At the Leuphana University of Lüneburg, an interdisciplinary team from the fields of International Business Administration & Entrepreneurship and Information Systems, headed by Prof. Dr. Drews, Prof. Dr. Funk and Prof. Dr. Velte, is conducting research on topics such as the digital transformation. We have been able to enlist the services of the PhD student Felix Krieger to publish a first blog post about an ongoing study on “Digitization and Big Data in auditing” as part of our blog series. We will of course keep you informed and present the results of the study as soon as we receive them.
“The digital transformation requires a rethink in many companies and reveals that there is a great need for action in this area. It is important to understand that digital transformation is not a one-way street and requires agile methods to best respond to continuous changes in the market”.
Prof. Dr. Paul Drews, Leuphana University of Lüneburg
Companies are developing strategies for digital transformation in order to keep pace with developments in technology and thus protect and expand their business at the same time. This also applies to auditing, an industry that is currently struggling with stagnating sales growth. While the use of computer-based auditing tools has long been established, the industry is known for its reluctance and restraint in adapting new technologies . But this mindset is currently giving way to a more open-minded attitude: auditing firms are increasingly recognizing the potential of technologies such as blockchain, software robots, artificial intelligence, big data and data science for the purposes of performing final audits 
Against the background of the difficult sales situation and growing cost pressures, auditing companies are on the one hand faced with the question of how these technologies can make the process of auditing financial statements more efficient. Clients are increasingly coming to audit firms with this expectation, so that the pressure is only increasing. On the other hand, the question arises as to whether and how the quality of audit services can be improved in order to offer the client greater added value. In the short to medium term, big data and data science could have an important role to play in this area. Data science methods such as process mining, machine learning and closing statistics can be used to generate more and better information from companies’ financial data than has usually been available up to now . Further potential lies in enriching this financial data with additional, client-internal and client-external data sources, such as sensor data from logistics and production or digitized documents. This allows the auditor to have a more comprehensive view of the company and its economic situation. To cope with the wealth and structural complexity of such data, big data technologies such as NoSQL databases or cluster computing (Hadoop, Spark) are already being used in other branches of industry.
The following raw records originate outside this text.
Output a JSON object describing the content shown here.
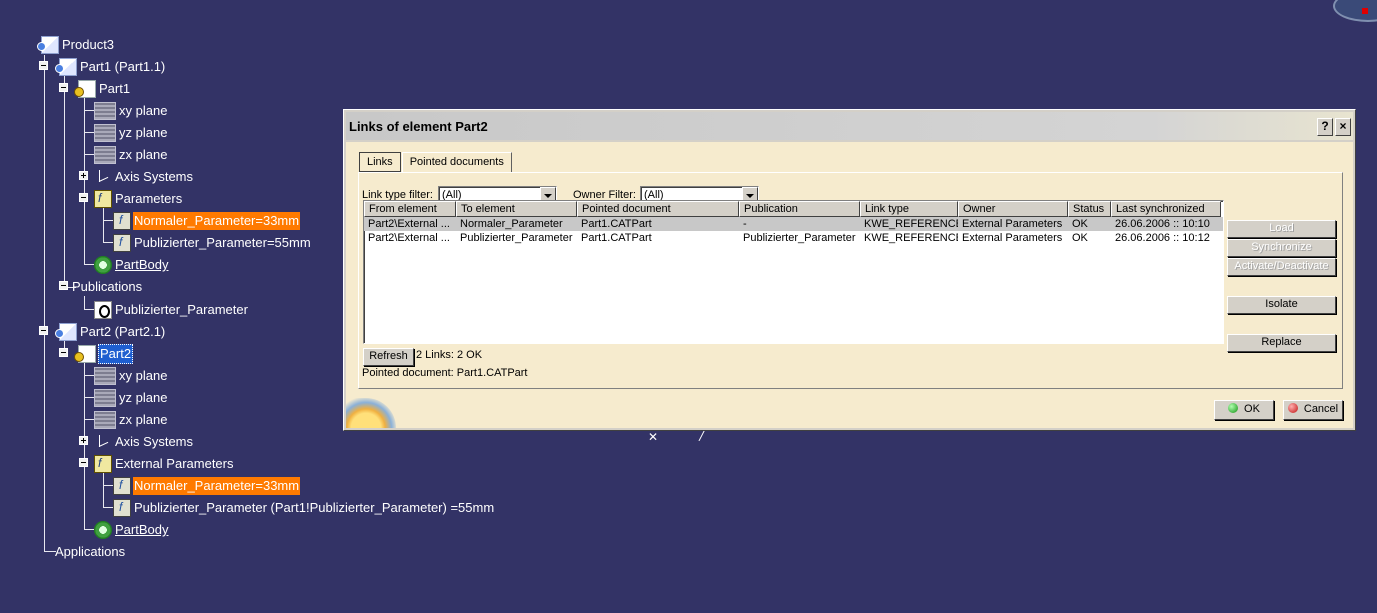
{
  "tree": {
    "product": "Product3",
    "part1_instance": "Part1 (Part1.1)",
    "part1": "Part1",
    "part1_children": {
      "xy": "xy plane",
      "yz": "yz plane",
      "zx": "zx plane",
      "axis": "Axis Systems",
      "parameters": "Parameters",
      "param_normal": "Normaler_Parameter=33mm",
      "param_publ": "Publizierter_Parameter=55mm",
      "partbody": "PartBody"
    },
    "publications": "Publications",
    "publication_item": "Publizierter_Parameter",
    "part2_instance": "Part2 (Part2.1)",
    "part2": "Part2",
    "part2_children": {
      "xy": "xy plane",
      "yz": "yz plane",
      "zx": "zx plane",
      "axis": "Axis Systems",
      "ext_parameters": "External Parameters",
      "param_normal": "Normaler_Parameter=33mm",
      "param_publ": "Publizierter_Parameter (Part1!Publizierter_Parameter) =55mm",
      "partbody": "PartBody"
    },
    "applications": "Applications"
  },
  "dialog": {
    "title": "Links of element Part2",
    "help": "?",
    "close": "×",
    "tabs": [
      "Links",
      "Pointed documents"
    ],
    "link_type_filter_label": "Link type filter:",
    "link_type_filter_value": "(All)",
    "owner_filter_label": "Owner Filter:",
    "owner_filter_value": "(All)",
    "columns": [
      "From element",
      "To element",
      "Pointed document",
      "Publication",
      "Link type",
      "Owner",
      "Status",
      "Last synchronized"
    ],
    "rows": [
      [
        "Part2\\External ...",
        "Normaler_Parameter",
        "Part1.CATPart",
        "-",
        "KWE_REFERENCE",
        "External Parameters",
        "OK",
        "26.06.2006 :: 10:10"
      ],
      [
        "Part2\\External ...",
        "Publizierter_Parameter",
        "Part1.CATPart",
        "Publizierter_Parameter",
        "KWE_REFERENCE",
        "External Parameters",
        "OK",
        "26.06.2006 :: 10:12"
      ]
    ],
    "refresh": "Refresh",
    "links_status": "2 Links: 2 OK",
    "pointed_document": "Pointed document: Part1.CATPart",
    "side_buttons": {
      "load": "Load",
      "synchronize": "Synchronize",
      "activate": "Activate/Deactivate",
      "isolate": "Isolate",
      "replace": "Replace"
    },
    "ok": "OK",
    "cancel": "Cancel"
  },
  "colors": {
    "background": "#333366",
    "highlight": "#ff7a00",
    "selection": "#1f5fd0"
  }
}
The phenomenon of the digital transformation for the purposes of final audit is extremely multi-faceted and has not been the subject of much scientific research to date. Three topics of interest that we have identified at Leuphana University are the current and future use of technology and the resulting changes in the market, the adaptation of auditing standards and changes in training. So far little is known about which technologies are already used in which application scenarios in auditing and how these are to be evaluated with regard to costs and benefits. Another central question here is the potential changes in the audit market. If one takes a look at the capital that is in theory available to the “Big 4” audit companies for research & development, one might get the impression that medium-sized companies are being left behind. Or is it the smaller, generally more flexible companies or software providers that are shaking up the market with innovative or even disruptive solutions?
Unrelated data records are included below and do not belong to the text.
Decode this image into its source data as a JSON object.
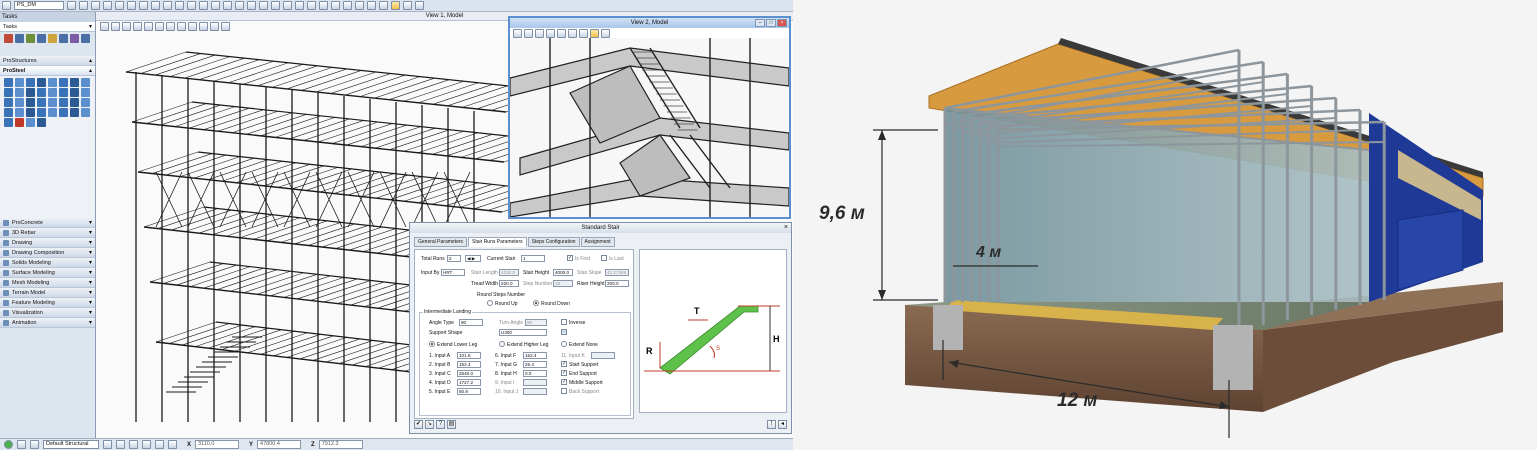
{
  "toolbar": {
    "workset": "PS_DM"
  },
  "sidebar": {
    "tasks_title": "Tasks",
    "tasks_select": "Tasks",
    "prostructures_label": "ProStructures",
    "prosteel_label": "ProSteel",
    "sections": [
      "ProConcrete",
      "3D Rebar",
      "Drawing",
      "Drawing Composition",
      "Solids Modeling",
      "Surface Modeling",
      "Mesh Modeling",
      "Terrain Model",
      "Feature Modeling",
      "Visualization",
      "Animation"
    ]
  },
  "view1": {
    "title": "View 1, Model"
  },
  "view2": {
    "title": "View 2, Model"
  },
  "dialog": {
    "title": "Standard Stair",
    "tabs": [
      "General Parameters",
      "Stair Runs Parameters",
      "Steps Configuration",
      "Assignment"
    ],
    "total_runs_label": "Total Runs",
    "total_runs_value": "2",
    "current_stair_label": "Current Stair",
    "current_stair_value": "1",
    "is_first_label": "Is First",
    "is_last_label": "Is Last",
    "input_by_label": "Input By",
    "input_by_value": "HRT",
    "stair_length_label": "Stair Length",
    "stair_length_value": "4330.0",
    "stair_height_label": "Stair Height",
    "stair_height_value": "4000.0",
    "stair_slope_label": "Stair Slope",
    "stair_slope_value": "42.27369",
    "tread_width_label": "Tread Width",
    "tread_width_value": "220.0",
    "step_number_label": "Step Number",
    "step_number_value": "19",
    "riser_height_label": "Riser Height",
    "riser_height_value": "200.0",
    "round_steps_label": "Round Steps Number",
    "round_up": "Round Up",
    "round_down": "Round Down",
    "landing_title": "Intermediate Landing",
    "angle_type_label": "Angle Type",
    "angle_type_value": "90",
    "turn_angle_label": "Turn Angle",
    "turn_angle_value": "90",
    "inverse_label": "Inverse",
    "support_shape_label": "Support Shape",
    "support_shape_value": "U300",
    "extend_lower": "Extend Lower Leg",
    "extend_higher": "Extend Higher Leg",
    "extend_none": "Extend None",
    "inputs_left": [
      {
        "label": "1. Input A",
        "value": "101.6"
      },
      {
        "label": "2. Input B",
        "value": "152.4"
      },
      {
        "label": "3. Input C",
        "value": "2540.0"
      },
      {
        "label": "4. Input D",
        "value": "1727.2"
      },
      {
        "label": "5. Input E",
        "value": "50.8"
      }
    ],
    "inputs_mid": [
      {
        "label": "6. Input F",
        "value": "152.4"
      },
      {
        "label": "7. Input G",
        "value": "25.4"
      },
      {
        "label": "8. Input H",
        "value": "0.0"
      },
      {
        "label": "9. Input I",
        "value": ""
      },
      {
        "label": "10. Input J",
        "value": ""
      }
    ],
    "input_k_label": "11. Input K",
    "supports": [
      {
        "label": "Start Support",
        "checked": true
      },
      {
        "label": "End Support",
        "checked": true
      },
      {
        "label": "Middle Support",
        "checked": true
      },
      {
        "label": "Back Support",
        "checked": false
      }
    ],
    "diagram": {
      "t": "T",
      "r": "R",
      "h": "H",
      "s": "S"
    }
  },
  "statusbar": {
    "level": "Default Structural",
    "x_label": "X",
    "x_value": "3110.0",
    "y_label": "Y",
    "y_value": "47800.4",
    "z_label": "Z",
    "z_value": "7912.3"
  },
  "render": {
    "height_dim": "9,6 м",
    "bay_dim": "4 м",
    "span_dim": "12 м"
  },
  "colors": {
    "accent": "#5c8fcd",
    "wall_blue": "#1f3a96",
    "glass": "#7f9ea6",
    "soil": "#7a5b43",
    "roof_orange": "#d79a3f"
  }
}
In the longer term, there is also the question of adapting auditing standards. Do established and legally binding professional standards allow for the use of these technologies? Will the standards change (or have to change)? If new processes deliver substantially better results, will it become mandatory to use them?
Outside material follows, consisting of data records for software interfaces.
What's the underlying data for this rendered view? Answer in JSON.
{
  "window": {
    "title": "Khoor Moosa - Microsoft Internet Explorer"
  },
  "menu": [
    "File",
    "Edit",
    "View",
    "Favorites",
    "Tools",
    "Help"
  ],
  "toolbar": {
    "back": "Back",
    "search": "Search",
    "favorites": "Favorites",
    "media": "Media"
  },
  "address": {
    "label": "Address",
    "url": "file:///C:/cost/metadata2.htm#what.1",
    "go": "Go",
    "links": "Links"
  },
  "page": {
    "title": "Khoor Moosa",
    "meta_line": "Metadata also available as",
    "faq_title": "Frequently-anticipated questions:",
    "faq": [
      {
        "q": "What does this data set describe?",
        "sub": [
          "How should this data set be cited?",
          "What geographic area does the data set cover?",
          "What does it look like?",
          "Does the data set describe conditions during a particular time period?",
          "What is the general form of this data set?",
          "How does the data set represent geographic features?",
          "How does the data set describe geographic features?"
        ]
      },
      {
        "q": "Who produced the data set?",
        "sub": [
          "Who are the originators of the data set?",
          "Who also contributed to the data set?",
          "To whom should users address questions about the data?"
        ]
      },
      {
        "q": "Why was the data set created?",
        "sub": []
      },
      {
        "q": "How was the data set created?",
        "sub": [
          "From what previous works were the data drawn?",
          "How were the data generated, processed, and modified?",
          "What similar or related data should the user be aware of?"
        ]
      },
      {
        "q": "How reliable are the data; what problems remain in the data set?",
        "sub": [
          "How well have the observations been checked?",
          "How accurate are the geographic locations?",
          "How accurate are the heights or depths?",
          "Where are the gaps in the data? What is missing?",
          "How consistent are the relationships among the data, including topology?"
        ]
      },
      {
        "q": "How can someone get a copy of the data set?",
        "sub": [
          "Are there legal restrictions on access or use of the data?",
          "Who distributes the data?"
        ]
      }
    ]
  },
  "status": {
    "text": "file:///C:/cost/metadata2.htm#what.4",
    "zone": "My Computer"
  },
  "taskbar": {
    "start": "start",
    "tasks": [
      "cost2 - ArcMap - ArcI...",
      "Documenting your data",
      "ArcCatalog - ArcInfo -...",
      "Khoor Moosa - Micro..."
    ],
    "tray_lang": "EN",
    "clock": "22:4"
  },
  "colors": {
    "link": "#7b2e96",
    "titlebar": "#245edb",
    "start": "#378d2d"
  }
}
The changes will also lead to a change in training for prospective auditors and the job description. This applies both to training at universities and to training as an auditor. Skills in IT will increasingly become a requirement, or at the very least the ability to master the relevant analysis tools. Audit firms and their employees must be prepared to engage on an ongoing basis with the potential offered by new technologies in programs of further education and training.
These and other topics are the focus of an interdisciplinary research team at the Leuphana University of Lüneburg, headed by Prof. Dr. Drews, Prof. Dr. Funk and Prof. Dr. Velte. In an empirical study, the researchers are currently investigating the current status in practice, current projects and expectations for the future. The aim is to identify interesting fields of application on this basis, for which innovative processes are then to be developed.
We look forward to keeping you informed about the progress of the study and sharing initial results here on zapliance’s blog in the near future. If you are interested in finding out more, please contact Felix Krieger from the Institute of Information Systems at the Leuphana University of Lüneburg (email@example.com).
 Alles, M. G. 2015. “Drivers of the Use and Facilitators and Obstacles of the Evolution of Big Data by the Audit Profession,” Accounting Horizons (29:2), pp. 439–449.
 Appelbaum, D., Kogan, A., and Vasarhelyi, M. A. 2017. “Big Data and Analytics in the Modern Audit Engagement: Research Needs,” AUDITING: A Journal of Practice & Theory (36:4), pp. 1–27.
 Justenhoven, P., Sechser, J., and Loitz, R. 2017. “Digital Audits of Financial Statements: Study on the use of technology in finance and accounting,” PricewaterhouseCoopers GmbH WPG (ed.).